I can’t remember how old I was – possibly nine or ten – when I was handed a junior book of Greek Myths. You know the type of book I mean, don’t you? The ones with much shorter, abridged versions of popular stories and funny little illustrations that would have children screwing their faces up in laughter nowadays. I have scrolled through the Amazon pages looking to see if the book jumps out at me, but none of them do so I am a little lost at which particular book it was, but nonetheless, it left a lasting impression on me. It imprinted a fantasy-shaped stamp on my heart which opened my mind up to all sorts of magical stories full of gods and monsters and heroes.
Theseus defeating the Minotaur, Perseus taking on the dreaded Medusa, Pandora and her little box, and of course who can forget the tale of Icarus flying too close to the sun? These are but a few of the tales I devoured night after night, armed with my little night torch that I won from inside a cereal box. My bedroom was the attic and my bed was underneath what I called a ‘sky window’ which meant curtains were impossible. It gave me clear view of the night’s sky, where I could read and wander among the stars.
I was less interested in the heroes of the stories and more interested in the magic and mythology. From these abridged tales I went on to research more greater volumes from my local library. Tales of Orpheus and Eurydice, the twelve labours of Herakles, a dimmed down version of Odysseus’s feats abroad away from Ithaca.

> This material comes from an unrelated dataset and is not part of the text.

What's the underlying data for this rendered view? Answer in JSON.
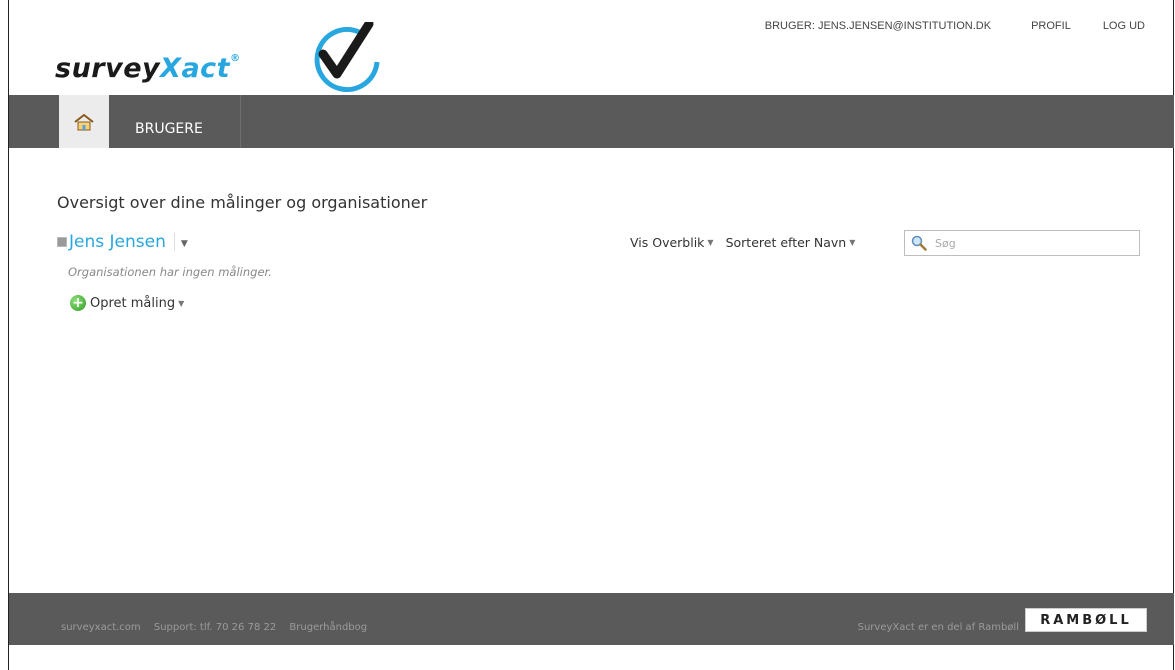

I just love these world away stories of mythology. I could escape the monotony of real life, of spelling in school, of boring maths and photosynthesis. England bored me. I craved exotic landscapes and towering mountains, beguiling lakes and swamps. The setting of Ancient Greece intrigued me. I was mesmerised by the Pantheon of Gods: Zeus, Hera, Apollo, Artemis, Athena, Ares. Instead of practising my grammar and memorising my times table, I studied the cosmology of the creation myth surrounding the Titans. I wanted to know what ‘special power’ each god of Greek Mythology had. I mean who would rather learn their eight times table when you could learn of how Athena was born fully armed from Zeus’s head! The Greeks were certainly an inventive bunch.
Fast forward to secondary school. I had just finished my GCSEs and needed some options to go to A-Level with. When a 16 year old is presented with the option of studying Classical Civilisation they aren’t really going to say no, are they? We read Homer’s Odyssey in nearly its entirety. I was introduced to the themes of Pathos as well as the structure of Greek comedies and tragedies.
And so The Black Petal was born. It was very much a book I wrote for myself. A fantasy novel primarily aimed at teenagers, but easily accessible for adults too. I wanted action, I wanted magic, I wanted gods. But I also wanted a hero who could blend into the background and allow the events of the book to take centre stage. Jack is that hero – no superhuman powers, but familiar. Familiar to the teenage readers who would be reading it. And of course Greek Mythology had to feature heavily in the book. It was while I was studying The Odyssey that I came across Hecate, Goddess of the crossroads and, later, witchcraft. She made for a perfect fit for the story slowly weaving in my head.
As with Aesop’s Fables, Greek myths should certainly be given to children everywhere. Fantasy is a genre often seen with disdain by adults, but it gives children imagination, and the Greek myths certainly nurture those dreams.
The Black Petal –
Available now in ebook and paperback
Acclaimed author of Here Lies Love, Dan Thompson, returns with an epic fantasy being
described as A Game of Thrones for Teens!
Come and Enter this magical tale of fantasy and myth, battles and warriors, and meet the host of memorable characters.
Jack, a teenager from our present, and Blake, a Victorian assassin, are plucked from their homes and awaken in a new land; a realm of fantasy and myth. Drawn into a war between two rival races, they must each choose allies. Jack wants to get home. Blake wants revenge.
An Oracle has persuaded the Amazon Queen that a black petal will summon a powerful god who can grant them victory. A prophecy told long ago tells of a boy from another time who can discover this petal and the Amazon Queen is certain Jack is this boy. She offers him freedom and a way home in exchange.
Will Jack reach the petal in time or will he succumb to the yapping jaws of the mysterious creatures chasing him? And what of Blake? What is the connection between Jack and the assassin that will surely shape their future?
The Black Petal is the first adventure in an exciting new trilogy.